Slippery Slope?

In the previous post, I wrote about COPA and the Government’s request for Google’s record. Some say that this might be the beginning of a slippery slope. In November, Search Engine Watch wrote about a man who was convicted of killing his wife partly because law enforcement authorities discovered that he used Google to search for “neck,” “snap,” and “hold.”

The authorities did not get that information from Google, but from the man’s ISP. Basically, everything you do on the Internet is recorded on your computer – in your cache, in your browser history, and possibly stored by your ISP. Your ISP can see pages you are requesting and may store some amount of records that you’ve requested for a specific period of time.

You know, personally I’m glad they caught this guy. The concern over the Government getting involved in combing through search records sounds familiar doesn’t it? Battelle has a post that suggests that while:

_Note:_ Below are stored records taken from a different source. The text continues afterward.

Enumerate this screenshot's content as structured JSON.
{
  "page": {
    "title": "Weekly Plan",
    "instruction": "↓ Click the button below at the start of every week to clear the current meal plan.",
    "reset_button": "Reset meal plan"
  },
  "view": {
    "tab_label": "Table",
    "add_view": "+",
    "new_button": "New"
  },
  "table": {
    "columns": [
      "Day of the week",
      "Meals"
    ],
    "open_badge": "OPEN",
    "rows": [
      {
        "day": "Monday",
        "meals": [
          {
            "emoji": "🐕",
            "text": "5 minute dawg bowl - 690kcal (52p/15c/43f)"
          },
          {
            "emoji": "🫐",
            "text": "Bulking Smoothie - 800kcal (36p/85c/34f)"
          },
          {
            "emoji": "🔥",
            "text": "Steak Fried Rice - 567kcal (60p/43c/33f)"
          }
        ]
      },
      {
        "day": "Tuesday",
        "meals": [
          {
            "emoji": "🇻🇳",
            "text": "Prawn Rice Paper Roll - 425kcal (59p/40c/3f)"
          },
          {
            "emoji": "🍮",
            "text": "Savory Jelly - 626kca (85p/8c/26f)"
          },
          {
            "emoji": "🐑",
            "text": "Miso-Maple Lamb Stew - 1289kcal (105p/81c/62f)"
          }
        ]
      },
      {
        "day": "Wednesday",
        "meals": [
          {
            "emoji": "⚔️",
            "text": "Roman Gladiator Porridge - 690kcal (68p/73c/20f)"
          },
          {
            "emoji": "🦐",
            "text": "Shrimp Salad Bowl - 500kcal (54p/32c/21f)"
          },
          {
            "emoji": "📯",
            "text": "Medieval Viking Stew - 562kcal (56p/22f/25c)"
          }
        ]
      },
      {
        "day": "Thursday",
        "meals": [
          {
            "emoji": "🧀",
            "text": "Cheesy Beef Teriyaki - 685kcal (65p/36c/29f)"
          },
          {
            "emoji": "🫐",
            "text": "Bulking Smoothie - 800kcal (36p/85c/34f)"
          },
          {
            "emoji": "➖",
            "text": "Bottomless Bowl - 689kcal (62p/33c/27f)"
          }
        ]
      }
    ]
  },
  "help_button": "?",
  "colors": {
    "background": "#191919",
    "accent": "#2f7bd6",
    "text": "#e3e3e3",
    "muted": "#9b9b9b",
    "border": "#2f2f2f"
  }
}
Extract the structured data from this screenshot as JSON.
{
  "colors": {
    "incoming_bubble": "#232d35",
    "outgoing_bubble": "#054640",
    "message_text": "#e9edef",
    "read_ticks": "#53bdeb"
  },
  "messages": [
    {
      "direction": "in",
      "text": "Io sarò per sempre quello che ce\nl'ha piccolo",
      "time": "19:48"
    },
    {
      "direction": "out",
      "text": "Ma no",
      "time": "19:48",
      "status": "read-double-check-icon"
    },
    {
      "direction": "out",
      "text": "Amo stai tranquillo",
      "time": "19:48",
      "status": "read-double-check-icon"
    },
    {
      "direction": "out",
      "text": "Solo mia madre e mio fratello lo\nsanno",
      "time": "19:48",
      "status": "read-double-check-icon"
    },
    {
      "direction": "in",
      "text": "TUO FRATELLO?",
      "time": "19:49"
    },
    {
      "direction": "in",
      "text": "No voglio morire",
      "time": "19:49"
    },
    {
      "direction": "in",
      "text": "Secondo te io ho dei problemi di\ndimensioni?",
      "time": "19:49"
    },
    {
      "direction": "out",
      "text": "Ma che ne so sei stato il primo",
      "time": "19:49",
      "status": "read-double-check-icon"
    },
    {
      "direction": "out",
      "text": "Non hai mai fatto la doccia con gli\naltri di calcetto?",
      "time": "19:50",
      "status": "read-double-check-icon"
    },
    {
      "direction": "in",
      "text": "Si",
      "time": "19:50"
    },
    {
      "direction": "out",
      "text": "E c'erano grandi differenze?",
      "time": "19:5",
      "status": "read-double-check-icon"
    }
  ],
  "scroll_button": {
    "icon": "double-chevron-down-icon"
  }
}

"...the government intends to use these data specifically for its COPA-related test, it's possible that the information could lead to further investigations and, perhaps, subpoenas to find out who was doing the searching. What if certain search terms indicated that people were contemplating terrorist actions or other criminal activities? Says the DOJ's Miller, "I'm assuming that if something raised alarms, we would hand it over to the proper [authorities]." Privacy advocates fear that if the government request is upheld, it will open the door to further government examination of search behavior."

A phrase often attributed to Franklin is: "Those who would give up Essential Liberty to purchase a little Temporary Safety, deserve neither Liberty nor Safety."

What do you value more?

Categories: , ,


Post a Comment

<< Home